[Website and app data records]
________________________________________

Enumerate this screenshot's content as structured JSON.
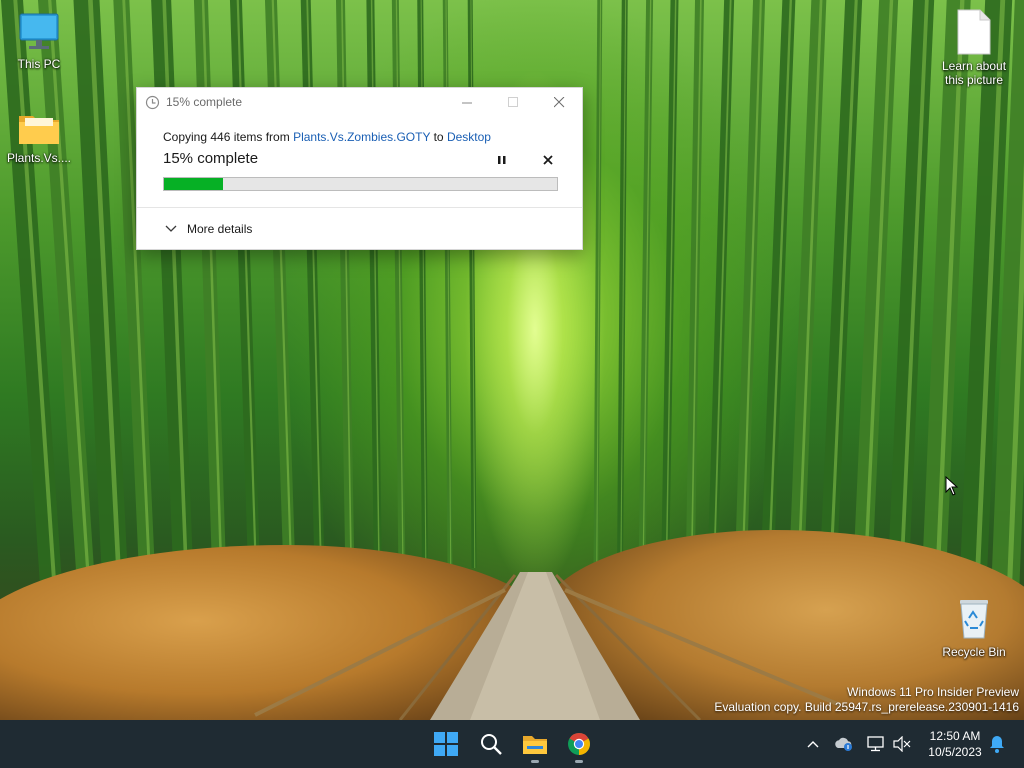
{
  "desktop": {
    "icons": [
      {
        "label": "This PC",
        "icon": "computer-icon"
      },
      {
        "label": "Plants.Vs....",
        "icon": "folder-icon"
      },
      {
        "label": "Learn about this picture",
        "icon": "document-icon"
      },
      {
        "label": "Recycle Bin",
        "icon": "recycle-bin-icon"
      }
    ],
    "watermark": {
      "line1": "Windows 11 Pro Insider Preview",
      "line2": "Evaluation copy. Build 25947.rs_prerelease.230901-1416"
    }
  },
  "dialog": {
    "title": "15% complete",
    "copy_prefix": "Copying 446 items from",
    "source": "Plants.Vs.Zombies.GOTY",
    "copy_to": "to",
    "destination": "Desktop",
    "progress_text": "15% complete",
    "progress_percent": 15,
    "more_details": "More details",
    "accent": "#06b025"
  },
  "taskbar": {
    "apps": [
      "start-icon",
      "search-icon",
      "file-explorer-icon",
      "chrome-icon"
    ],
    "tray": [
      "chevron-up-icon",
      "onedrive-icon",
      "network-icon",
      "volume-muted-icon"
    ],
    "time": "12:50 AM",
    "date": "10/5/2023"
  }
}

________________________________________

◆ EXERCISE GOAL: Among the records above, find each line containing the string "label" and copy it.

◆ EXPECTED ANSWER:
        "label": "This PC",
        "label": "Plants.Vs....",
        "label": "Learn about this picture",
        "label": "Recycle Bin",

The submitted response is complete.